I've read too many horror stories to even touch any T-SQL command with
SHRINK in it, but I need to sort out a number of my SQL Server 2008 databases that have bloat.
My databases consist of a simple set of tables, which have primary keys and standard indexes added onto these tables.
With the above in mind, I've created the following:
DECLARE @sourcedb NVARCHAR(MAX) = N'DB100'; DECLARE @destdb NVARCHAR(MAX) = N'DB200'; DECLARE @sql NVARCHAR(MAX) = N''; SELECT @sql += N'SELECT * INTO ' + @destdb + '.dbo.' + name + ' FROM ' + @sourcedb + '.dbo.' + name + ';' FROM sys.tables; EXEC sp_executesql @sql; GO use DB200 -- Re-add Primary Keys ALTER TABLE table1 ADD PRIMARY KEY (TRANSID); ALTER TABLE table2 ADD PRIMARY KEY (ADMINID); etc etc -- Re-Add Indexes CREATE INDEX [TRANSID] ON [table1] ([TRANSID]) GO CREATE INDEX [PERSONID] ON [table1] ([PERSONID]) GO CREATE INDEX [AGEID] ON [table1] ([AGEID]) GO etc etc
My plan was to then backup the new database and restore it over the old one in the twilight hours.
Early test shows that a 365MB database goes down to 147MB and everything seems to be OK.
Can you see any pitfalls in my plan?
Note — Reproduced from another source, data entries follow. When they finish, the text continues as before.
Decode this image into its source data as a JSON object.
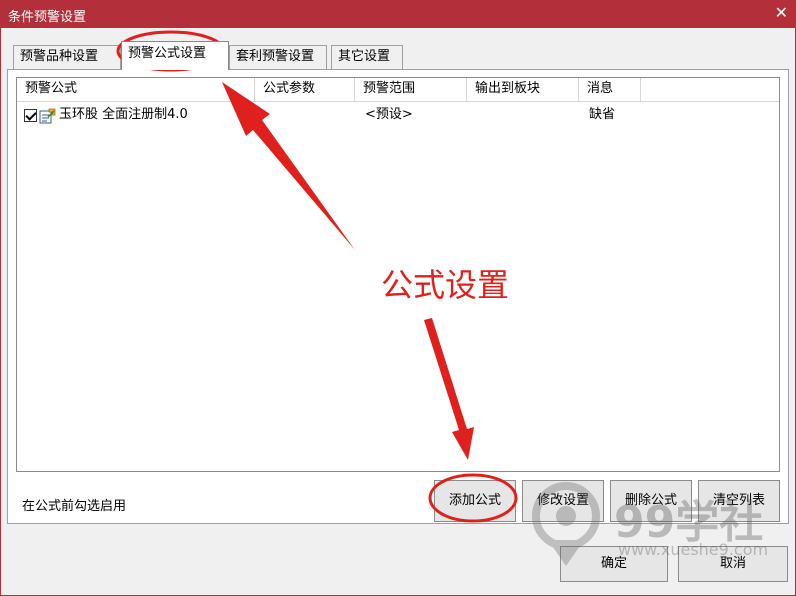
{
  "window": {
    "title": "条件预警设置",
    "close_glyph": "✕"
  },
  "tabs": [
    {
      "label": "预警品种设置",
      "active": false
    },
    {
      "label": "预警公式设置",
      "active": true
    },
    {
      "label": "套利预警设置",
      "active": false
    },
    {
      "label": "其它设置",
      "active": false
    }
  ],
  "list": {
    "columns": [
      "预警公式",
      "公式参数",
      "预警范围",
      "输出到板块",
      "消息"
    ],
    "rows": [
      {
        "checked": true,
        "formula": "玉环股 全面注册制4.0",
        "params": "",
        "range": "<预设>",
        "output": "",
        "message": "缺省"
      }
    ]
  },
  "hint": "在公式前勾选启用",
  "buttons": {
    "add": "添加公式",
    "modify": "修改设置",
    "delete": "删除公式",
    "clear": "清空列表",
    "ok": "确定",
    "cancel": "取消"
  },
  "annotation": {
    "text": "公式设置",
    "color": "#e0201c"
  },
  "watermark": {
    "brand": "99学社",
    "url": "www.xueshe9.com"
  }
}
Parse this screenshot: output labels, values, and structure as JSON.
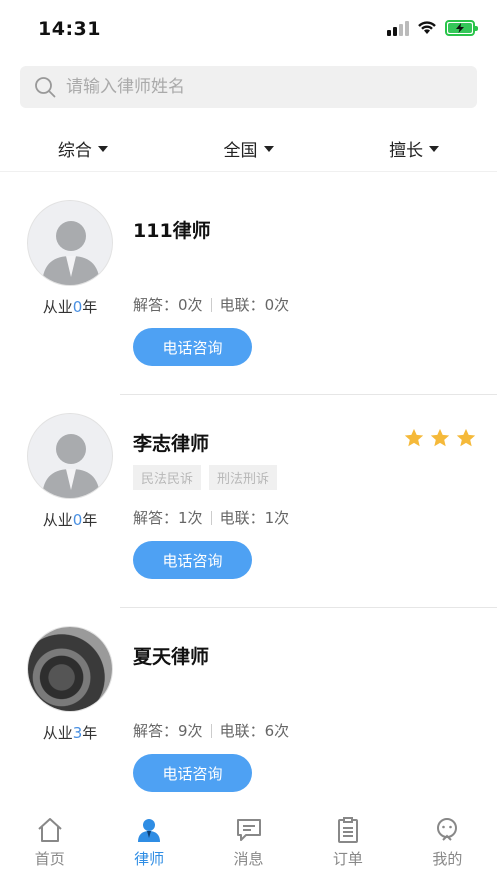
{
  "status_bar": {
    "time": "14:31"
  },
  "search": {
    "placeholder": "请输入律师姓名",
    "value": ""
  },
  "filters": [
    {
      "label": "综合"
    },
    {
      "label": "全国"
    },
    {
      "label": "擅长"
    }
  ],
  "lawyers": [
    {
      "name": "111律师",
      "years_prefix": "从业",
      "years": "0",
      "years_suffix": "年",
      "answers_label": "解答：",
      "answers": "0次",
      "calls_label": "电联：",
      "calls": "0次",
      "button": "电话咨询",
      "tags": [],
      "stars": 0,
      "avatar": "default-avatar"
    },
    {
      "name": "李志律师",
      "years_prefix": "从业",
      "years": "0",
      "years_suffix": "年",
      "answers_label": "解答：",
      "answers": "1次",
      "calls_label": "电联：",
      "calls": "1次",
      "button": "电话咨询",
      "tags": [
        "民法民诉",
        "刑法刑诉"
      ],
      "stars": 3,
      "avatar": "default-avatar"
    },
    {
      "name": "夏天律师",
      "years_prefix": "从业",
      "years": "3",
      "years_suffix": "年",
      "answers_label": "解答：",
      "answers": "9次",
      "calls_label": "电联：",
      "calls": "6次",
      "button": "电话咨询",
      "tags": [],
      "stars": 0,
      "avatar": "photo-avatar"
    }
  ],
  "bottom_nav": [
    {
      "label": "首页",
      "icon": "home-icon",
      "active": false
    },
    {
      "label": "律师",
      "icon": "lawyer-icon",
      "active": true
    },
    {
      "label": "消息",
      "icon": "message-icon",
      "active": false
    },
    {
      "label": "订单",
      "icon": "order-icon",
      "active": false
    },
    {
      "label": "我的",
      "icon": "profile-icon",
      "active": false
    }
  ],
  "colors": {
    "accent": "#2f8de4",
    "button": "#4ea1f3",
    "star": "#f5b93a",
    "years_number": "#4a90e2"
  }
}
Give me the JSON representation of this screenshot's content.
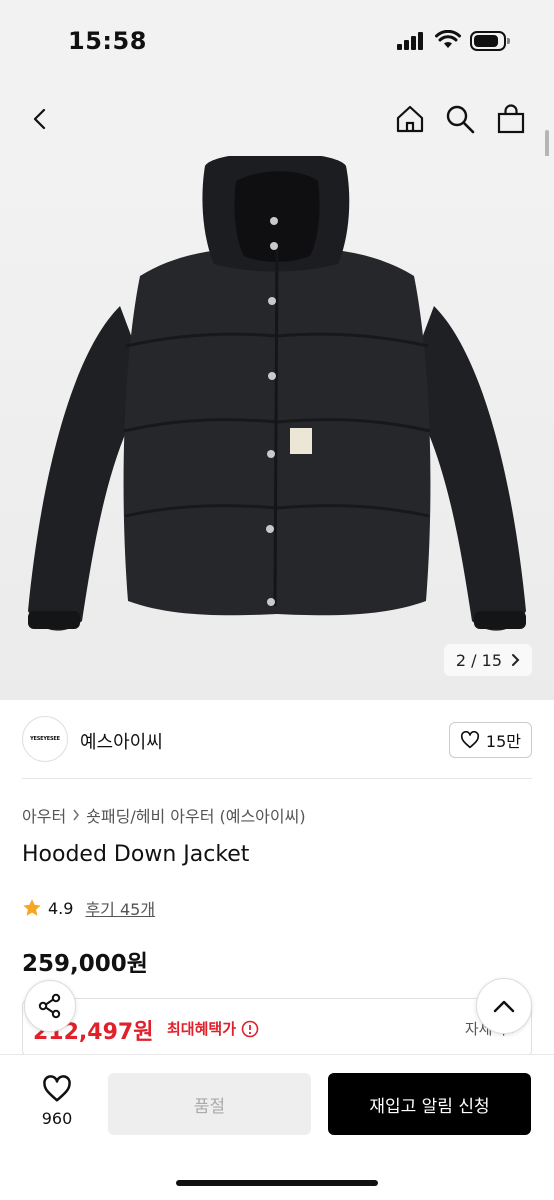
{
  "status_bar": {
    "time": "15:58"
  },
  "nav": {
    "back_icon": "chevron-left-icon",
    "home_icon": "home-icon",
    "search_icon": "search-icon",
    "cart_icon": "shopping-bag-icon"
  },
  "gallery": {
    "counter": "2 / 15"
  },
  "brand": {
    "logo_text": "YESEYESEE",
    "name": "예스아이씨",
    "likes": "15만"
  },
  "breadcrumb": {
    "level1": "아우터",
    "level2": "숏패딩/헤비 아우터 (예스아이씨)"
  },
  "product": {
    "title": "Hooded Down Jacket",
    "rating": "4.9",
    "reviews": "후기 45개",
    "price": "259,000원"
  },
  "benefit": {
    "price": "212,497원",
    "label": "최대혜택가",
    "detail": "자세히 ›"
  },
  "bottom": {
    "wish_count": "960",
    "soldout_label": "품절",
    "restock_label": "재입고 알림 신청"
  },
  "colors": {
    "accent_red": "#e0202a",
    "star": "#f5a623",
    "primary_button": "#000000",
    "disabled_button": "#eeeeee"
  }
}
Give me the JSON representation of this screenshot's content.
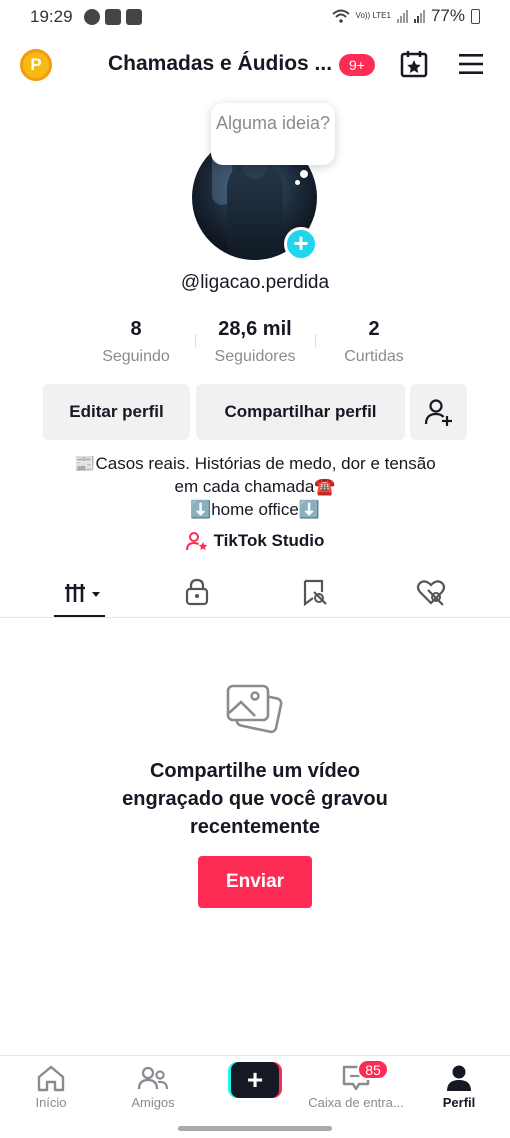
{
  "status_bar": {
    "time": "19:29",
    "lte_label": "Vo)) LTE1",
    "battery": "77%"
  },
  "header": {
    "coin_letter": "P",
    "title": "Chamadas e Áudios ...",
    "notification_badge": "9+"
  },
  "profile": {
    "avatar_bubble": "Alguma ideia?",
    "username": "@ligacao.perdida",
    "stats": [
      {
        "value": "8",
        "label": "Seguindo"
      },
      {
        "value": "28,6 mil",
        "label": "Seguidores"
      },
      {
        "value": "2",
        "label": "Curtidas"
      }
    ],
    "buttons": {
      "edit": "Editar perfil",
      "share": "Compartilhar perfil"
    },
    "bio_lines": [
      "📰Casos reais. Histórias de medo, dor e tensão",
      "em cada chamada☎️",
      "⬇️home office⬇️"
    ],
    "studio_link": "TikTok Studio"
  },
  "empty_state": {
    "message": "Compartilhe um vídeo engraçado que você gravou recentemente",
    "button": "Enviar"
  },
  "bottom_nav": {
    "items": [
      {
        "label": "Início",
        "icon": "home-icon"
      },
      {
        "label": "Amigos",
        "icon": "friends-icon"
      },
      {
        "label": "",
        "icon": "create-icon"
      },
      {
        "label": "Caixa de entra...",
        "icon": "inbox-icon"
      },
      {
        "label": "Perfil",
        "icon": "profile-icon"
      }
    ],
    "inbox_badge": "85"
  },
  "colors": {
    "accent": "#fe2c55",
    "cyan": "#25f4ee",
    "text": "#161823",
    "muted": "#8a8b91"
  }
}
There is potential to delete a lot of rows from my databases over time, as the user can remove redundant information in a few clicks, so I'm assuming that the select/insert option is only copying over the rows that are currently in each table and therefore the bloat of days past is left by the wayside.